* **Source information**
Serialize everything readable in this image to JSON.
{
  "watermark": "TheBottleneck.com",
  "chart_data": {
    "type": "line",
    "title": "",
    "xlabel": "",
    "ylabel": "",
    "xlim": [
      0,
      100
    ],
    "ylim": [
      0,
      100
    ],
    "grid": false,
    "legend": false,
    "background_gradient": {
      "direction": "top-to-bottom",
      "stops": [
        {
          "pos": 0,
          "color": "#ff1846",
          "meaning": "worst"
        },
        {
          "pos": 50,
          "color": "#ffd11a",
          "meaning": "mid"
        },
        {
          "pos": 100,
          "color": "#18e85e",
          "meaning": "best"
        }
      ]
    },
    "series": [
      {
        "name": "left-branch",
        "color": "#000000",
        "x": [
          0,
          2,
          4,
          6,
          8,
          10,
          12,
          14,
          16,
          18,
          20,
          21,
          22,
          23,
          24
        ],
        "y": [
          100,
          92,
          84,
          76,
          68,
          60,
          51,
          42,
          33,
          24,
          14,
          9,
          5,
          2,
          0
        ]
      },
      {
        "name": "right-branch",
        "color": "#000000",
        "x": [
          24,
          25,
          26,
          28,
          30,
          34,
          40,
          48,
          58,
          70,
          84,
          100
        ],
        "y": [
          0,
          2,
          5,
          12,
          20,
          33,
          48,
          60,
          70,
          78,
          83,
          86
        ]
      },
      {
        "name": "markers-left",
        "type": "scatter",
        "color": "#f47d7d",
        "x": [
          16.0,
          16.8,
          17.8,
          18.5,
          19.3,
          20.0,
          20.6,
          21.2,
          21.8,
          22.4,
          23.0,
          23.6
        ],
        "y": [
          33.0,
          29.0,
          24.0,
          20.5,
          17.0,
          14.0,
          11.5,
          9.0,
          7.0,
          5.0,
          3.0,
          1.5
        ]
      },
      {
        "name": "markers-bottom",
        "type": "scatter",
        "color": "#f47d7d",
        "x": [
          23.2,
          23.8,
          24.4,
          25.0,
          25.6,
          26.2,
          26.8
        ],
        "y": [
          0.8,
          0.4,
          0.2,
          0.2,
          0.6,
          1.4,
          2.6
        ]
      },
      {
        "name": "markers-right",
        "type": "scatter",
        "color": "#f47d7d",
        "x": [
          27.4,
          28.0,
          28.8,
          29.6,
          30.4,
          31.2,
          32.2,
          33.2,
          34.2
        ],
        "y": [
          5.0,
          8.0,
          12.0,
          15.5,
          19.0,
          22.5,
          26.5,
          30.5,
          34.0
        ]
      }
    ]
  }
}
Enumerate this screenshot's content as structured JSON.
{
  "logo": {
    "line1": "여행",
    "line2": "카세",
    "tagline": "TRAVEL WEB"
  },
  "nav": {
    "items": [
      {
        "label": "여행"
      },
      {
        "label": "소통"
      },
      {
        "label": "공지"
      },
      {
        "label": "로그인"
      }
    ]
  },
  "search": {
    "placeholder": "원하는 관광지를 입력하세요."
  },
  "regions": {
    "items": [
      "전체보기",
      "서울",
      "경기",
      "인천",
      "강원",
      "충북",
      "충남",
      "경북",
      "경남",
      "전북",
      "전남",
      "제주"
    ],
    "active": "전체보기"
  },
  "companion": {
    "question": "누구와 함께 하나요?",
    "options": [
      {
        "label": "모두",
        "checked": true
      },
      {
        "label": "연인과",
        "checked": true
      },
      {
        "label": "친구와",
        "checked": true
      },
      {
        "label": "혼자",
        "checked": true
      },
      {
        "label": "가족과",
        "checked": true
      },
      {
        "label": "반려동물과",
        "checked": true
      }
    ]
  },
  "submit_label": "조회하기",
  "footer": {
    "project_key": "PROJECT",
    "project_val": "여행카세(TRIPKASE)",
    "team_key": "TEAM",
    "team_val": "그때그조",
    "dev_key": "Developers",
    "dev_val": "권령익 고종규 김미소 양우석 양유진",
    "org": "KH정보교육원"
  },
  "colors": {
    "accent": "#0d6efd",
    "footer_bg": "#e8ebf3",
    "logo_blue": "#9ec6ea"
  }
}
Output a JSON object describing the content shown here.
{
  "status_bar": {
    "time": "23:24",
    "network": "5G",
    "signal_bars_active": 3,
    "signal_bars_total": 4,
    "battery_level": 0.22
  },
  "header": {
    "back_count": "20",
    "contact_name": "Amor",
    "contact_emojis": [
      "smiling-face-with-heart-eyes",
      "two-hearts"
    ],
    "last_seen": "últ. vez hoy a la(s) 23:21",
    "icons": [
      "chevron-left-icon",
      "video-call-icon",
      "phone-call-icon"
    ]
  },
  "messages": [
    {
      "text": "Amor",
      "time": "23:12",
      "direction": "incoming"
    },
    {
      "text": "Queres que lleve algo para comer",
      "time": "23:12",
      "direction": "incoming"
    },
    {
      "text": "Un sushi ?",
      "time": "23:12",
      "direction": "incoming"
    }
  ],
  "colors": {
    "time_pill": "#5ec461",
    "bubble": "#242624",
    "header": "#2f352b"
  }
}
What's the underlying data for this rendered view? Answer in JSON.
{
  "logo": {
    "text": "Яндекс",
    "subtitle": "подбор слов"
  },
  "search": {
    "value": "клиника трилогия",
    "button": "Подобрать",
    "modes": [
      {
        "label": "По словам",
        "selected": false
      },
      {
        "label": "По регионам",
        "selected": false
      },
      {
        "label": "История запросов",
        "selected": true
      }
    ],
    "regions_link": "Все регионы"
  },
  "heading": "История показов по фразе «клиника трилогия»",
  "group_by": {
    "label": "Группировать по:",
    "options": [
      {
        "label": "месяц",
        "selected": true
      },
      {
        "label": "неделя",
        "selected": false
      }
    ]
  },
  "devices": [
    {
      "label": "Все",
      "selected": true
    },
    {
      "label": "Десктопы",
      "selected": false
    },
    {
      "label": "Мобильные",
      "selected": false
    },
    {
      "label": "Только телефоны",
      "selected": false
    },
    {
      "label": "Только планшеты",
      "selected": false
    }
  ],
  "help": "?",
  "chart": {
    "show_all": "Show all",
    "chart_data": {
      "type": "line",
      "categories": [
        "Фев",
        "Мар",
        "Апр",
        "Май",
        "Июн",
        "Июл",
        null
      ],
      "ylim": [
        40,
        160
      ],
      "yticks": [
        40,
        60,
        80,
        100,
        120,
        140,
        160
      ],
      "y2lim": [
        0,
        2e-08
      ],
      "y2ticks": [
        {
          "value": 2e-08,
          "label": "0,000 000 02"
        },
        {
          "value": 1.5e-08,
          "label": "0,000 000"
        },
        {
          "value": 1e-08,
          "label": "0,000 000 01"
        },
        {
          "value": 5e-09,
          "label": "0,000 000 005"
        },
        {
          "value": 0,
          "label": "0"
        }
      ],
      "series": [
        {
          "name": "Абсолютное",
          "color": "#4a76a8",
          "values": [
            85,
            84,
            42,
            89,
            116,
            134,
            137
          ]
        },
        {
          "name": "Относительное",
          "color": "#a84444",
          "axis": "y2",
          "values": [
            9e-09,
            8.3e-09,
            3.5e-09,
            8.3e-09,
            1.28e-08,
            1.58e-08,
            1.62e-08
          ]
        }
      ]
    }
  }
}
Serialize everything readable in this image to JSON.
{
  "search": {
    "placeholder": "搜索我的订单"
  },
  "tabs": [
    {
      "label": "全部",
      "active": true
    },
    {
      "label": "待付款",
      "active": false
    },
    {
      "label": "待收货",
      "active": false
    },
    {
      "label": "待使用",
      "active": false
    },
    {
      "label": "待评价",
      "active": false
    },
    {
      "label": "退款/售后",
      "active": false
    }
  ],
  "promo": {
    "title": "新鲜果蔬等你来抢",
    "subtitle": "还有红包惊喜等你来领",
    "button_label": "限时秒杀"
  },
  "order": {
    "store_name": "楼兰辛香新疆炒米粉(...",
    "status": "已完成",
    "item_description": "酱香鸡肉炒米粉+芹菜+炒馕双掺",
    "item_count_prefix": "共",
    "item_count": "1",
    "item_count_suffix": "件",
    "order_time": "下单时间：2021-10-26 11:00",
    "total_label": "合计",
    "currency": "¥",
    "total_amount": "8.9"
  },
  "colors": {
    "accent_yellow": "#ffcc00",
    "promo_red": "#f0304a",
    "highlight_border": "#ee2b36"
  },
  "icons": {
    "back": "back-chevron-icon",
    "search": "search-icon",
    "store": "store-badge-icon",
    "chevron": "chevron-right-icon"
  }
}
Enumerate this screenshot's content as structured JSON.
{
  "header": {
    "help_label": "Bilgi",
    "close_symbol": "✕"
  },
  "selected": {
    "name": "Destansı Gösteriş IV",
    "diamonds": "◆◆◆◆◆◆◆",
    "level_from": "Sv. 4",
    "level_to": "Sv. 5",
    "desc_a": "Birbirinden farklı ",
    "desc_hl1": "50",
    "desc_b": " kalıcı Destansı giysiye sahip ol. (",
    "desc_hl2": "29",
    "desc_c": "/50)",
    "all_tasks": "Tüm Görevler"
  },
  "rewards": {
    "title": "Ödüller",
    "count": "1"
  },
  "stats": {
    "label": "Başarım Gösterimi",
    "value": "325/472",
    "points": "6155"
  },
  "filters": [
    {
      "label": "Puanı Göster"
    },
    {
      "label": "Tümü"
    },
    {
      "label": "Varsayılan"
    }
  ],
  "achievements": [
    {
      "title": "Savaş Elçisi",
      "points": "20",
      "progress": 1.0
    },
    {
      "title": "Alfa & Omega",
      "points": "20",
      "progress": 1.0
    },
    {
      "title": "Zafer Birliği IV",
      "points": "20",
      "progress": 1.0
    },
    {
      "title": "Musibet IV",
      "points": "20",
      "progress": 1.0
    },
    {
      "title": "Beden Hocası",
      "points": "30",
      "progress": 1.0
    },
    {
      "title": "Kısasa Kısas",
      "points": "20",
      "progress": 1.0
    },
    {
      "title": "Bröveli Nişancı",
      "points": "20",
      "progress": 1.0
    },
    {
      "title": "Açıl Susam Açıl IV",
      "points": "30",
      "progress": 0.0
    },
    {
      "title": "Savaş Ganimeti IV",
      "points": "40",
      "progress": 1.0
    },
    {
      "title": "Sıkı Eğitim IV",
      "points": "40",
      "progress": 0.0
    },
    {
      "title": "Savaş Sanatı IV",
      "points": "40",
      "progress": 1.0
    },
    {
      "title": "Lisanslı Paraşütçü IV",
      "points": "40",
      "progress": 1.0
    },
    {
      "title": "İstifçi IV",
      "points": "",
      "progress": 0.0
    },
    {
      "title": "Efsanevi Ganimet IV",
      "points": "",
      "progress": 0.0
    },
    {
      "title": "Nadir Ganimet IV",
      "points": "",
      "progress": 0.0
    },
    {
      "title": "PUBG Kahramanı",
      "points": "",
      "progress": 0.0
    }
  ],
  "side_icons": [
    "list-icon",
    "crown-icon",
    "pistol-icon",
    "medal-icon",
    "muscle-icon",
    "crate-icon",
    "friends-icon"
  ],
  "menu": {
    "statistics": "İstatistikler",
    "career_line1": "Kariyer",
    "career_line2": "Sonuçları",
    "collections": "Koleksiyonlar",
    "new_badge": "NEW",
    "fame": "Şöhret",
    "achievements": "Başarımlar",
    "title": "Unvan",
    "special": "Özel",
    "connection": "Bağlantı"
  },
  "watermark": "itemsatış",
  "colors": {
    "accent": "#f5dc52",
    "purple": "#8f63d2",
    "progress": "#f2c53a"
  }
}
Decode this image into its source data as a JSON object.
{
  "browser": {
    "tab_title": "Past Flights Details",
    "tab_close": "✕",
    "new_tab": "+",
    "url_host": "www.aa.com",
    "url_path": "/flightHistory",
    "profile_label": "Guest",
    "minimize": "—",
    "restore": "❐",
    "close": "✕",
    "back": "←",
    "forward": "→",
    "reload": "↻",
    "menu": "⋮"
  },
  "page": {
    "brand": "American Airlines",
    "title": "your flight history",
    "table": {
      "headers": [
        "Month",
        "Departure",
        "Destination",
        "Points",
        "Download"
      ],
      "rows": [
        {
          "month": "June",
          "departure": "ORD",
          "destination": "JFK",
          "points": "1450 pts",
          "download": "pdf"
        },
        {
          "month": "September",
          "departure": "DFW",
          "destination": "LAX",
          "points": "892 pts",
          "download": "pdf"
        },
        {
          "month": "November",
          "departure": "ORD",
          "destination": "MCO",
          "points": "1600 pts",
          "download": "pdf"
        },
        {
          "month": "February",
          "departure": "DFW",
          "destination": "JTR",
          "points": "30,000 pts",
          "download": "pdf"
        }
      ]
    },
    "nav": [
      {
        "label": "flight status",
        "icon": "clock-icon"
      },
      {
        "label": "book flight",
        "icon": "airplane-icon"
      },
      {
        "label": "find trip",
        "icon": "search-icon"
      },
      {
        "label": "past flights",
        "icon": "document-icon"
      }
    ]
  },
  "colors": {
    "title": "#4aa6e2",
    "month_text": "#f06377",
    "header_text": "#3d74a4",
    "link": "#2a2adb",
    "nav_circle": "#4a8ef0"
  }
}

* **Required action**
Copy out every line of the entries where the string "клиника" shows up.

* **Solution**
    "value": "клиника трилогия",
  "heading": "История показов по фразе «клиника трилогия»",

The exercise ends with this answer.